▶ Task to carry out
Every entry below is to be copied exactly, with nothing left out.

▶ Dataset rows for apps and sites

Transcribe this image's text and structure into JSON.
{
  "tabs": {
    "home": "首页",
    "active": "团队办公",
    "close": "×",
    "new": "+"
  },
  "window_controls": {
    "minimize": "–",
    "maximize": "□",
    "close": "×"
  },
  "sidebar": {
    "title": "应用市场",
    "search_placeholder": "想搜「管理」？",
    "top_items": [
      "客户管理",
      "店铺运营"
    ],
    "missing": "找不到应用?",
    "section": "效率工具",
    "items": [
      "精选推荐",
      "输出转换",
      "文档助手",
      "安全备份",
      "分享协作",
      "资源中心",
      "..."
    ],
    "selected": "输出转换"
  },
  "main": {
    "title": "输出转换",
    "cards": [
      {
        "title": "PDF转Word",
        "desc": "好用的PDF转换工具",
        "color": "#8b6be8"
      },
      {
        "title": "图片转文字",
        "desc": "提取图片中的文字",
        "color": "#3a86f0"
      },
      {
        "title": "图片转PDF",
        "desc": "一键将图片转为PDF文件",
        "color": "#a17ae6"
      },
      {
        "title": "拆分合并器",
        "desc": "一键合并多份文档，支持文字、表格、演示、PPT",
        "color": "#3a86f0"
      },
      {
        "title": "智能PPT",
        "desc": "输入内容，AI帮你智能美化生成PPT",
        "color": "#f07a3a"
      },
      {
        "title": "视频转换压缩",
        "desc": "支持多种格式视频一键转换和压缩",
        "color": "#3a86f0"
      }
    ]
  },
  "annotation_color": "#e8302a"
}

▶ Task output
Transcribe this image's text and structure into JSON.
{
  "tabs": {
    "home": "首页",
    "active": "团队办公",
    "close": "×",
    "new": "+"
  },
  "window_controls": {
    "minimize": "–",
    "maximize": "□",
    "close": "×"
  },
  "sidebar": {
    "title": "应用市场",
    "search_placeholder": "想搜「管理」？",
    "top_items": [
      "客户管理",
      "店铺运营"
    ],
    "missing": "找不到应用?",
    "section": "效率工具",
    "items": [
      "精选推荐",
      "输出转换",
      "文档助手",
      "安全备份",
      "分享协作",
      "资源中心",
      "..."
    ],
    "selected": "输出转换"
  },
  "main": {
    "title": "输出转换",
    "cards": [
      {
        "title": "PDF转Word",
        "desc": "好用的PDF转换工具",
        "color": "#8b6be8"
      },
      {
        "title": "图片转文字",
        "desc": "提取图片中的文字",
        "color": "#3a86f0"
      },
      {
        "title": "图片转PDF",
        "desc": "一键将图片转为PDF文件",
        "color": "#a17ae6"
      },
      {
        "title": "拆分合并器",
        "desc": "一键合并多份文档，支持文字、表格、演示、PPT",
        "color": "#3a86f0"
      },
      {
        "title": "智能PPT",
        "desc": "输入内容，AI帮你智能美化生成PPT",
        "color": "#f07a3a"
      },
      {
        "title": "视频转换压缩",
        "desc": "支持多种格式视频一键转换和压缩",
        "color": "#3a86f0"
      }
    ]
  },
  "annotation_color": "#e8302a"
}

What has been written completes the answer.